Classic Homes of Los Angeles
by Douglas Woods ; photography by Melba Levick
Photography by Melba Levick; introduction by D.J. Waldie
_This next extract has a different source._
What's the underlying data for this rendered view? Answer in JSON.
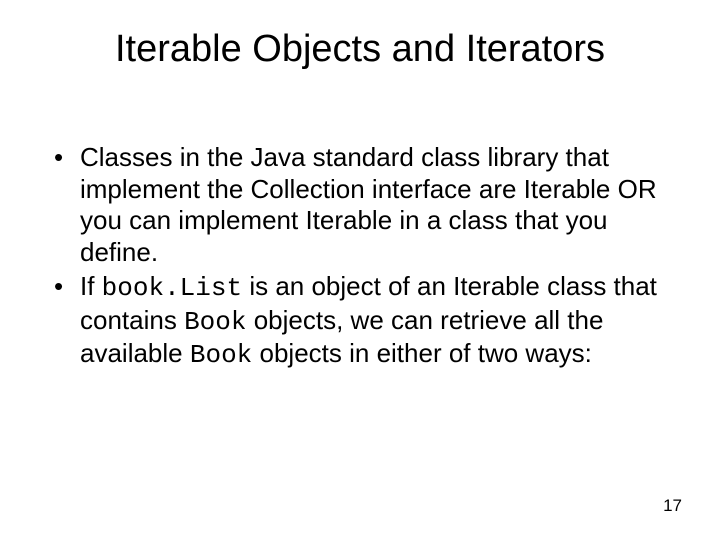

Let your fingers do the walking through this book, a veritable visual tour of homes deemed "classic" by author Woods. This being Los Angeles, "classic" does not mean just one thing, but encompasses several styles-Tudor, Craftsman, Georgian, Spanish Colonial, and Tuscan. But, as stated in Waldie's introduction, classic Los Angeles homes are those "that sympathetically embrace the fundamentals of life here: light, air, landscape...and romance." The definition for this book is narrowed to homes built from 1899 to 1938, and mostly located in the historic residential core of the city (with guest appearances from Pasadena, San Marino, Beverly Hills, and La Canada Flintridge). Each home is introduced with a full-spread photograph and short history in text that often describes the personalities of the homeowners more than those of the houses themselves. Not only is the cult of personality such an LA attribute, but it makes it all that more interesting to pore through the interior photos showing eclectic mixes of furniture, art, lighting, materials, and murals. Emphasis on the gardens grants Waldie's criteria, and happily so, as many of the eccentric interiors could have easily been plucked from East Coast or Midwest robber baron homes. In a city of transplants, who would expect otherwise? Woods' summaries, for the most part, do include the current state of the home and the restoration architects. My college literature professor defined a classic as "something everyone references, but no one reads." This book includes homes often referenced-Doheny Mansion, Gamble House, Adamson House, La Miniatura-and makes it possible for all to read about them.
Rizzoli; hardcover; 256 pages; $55.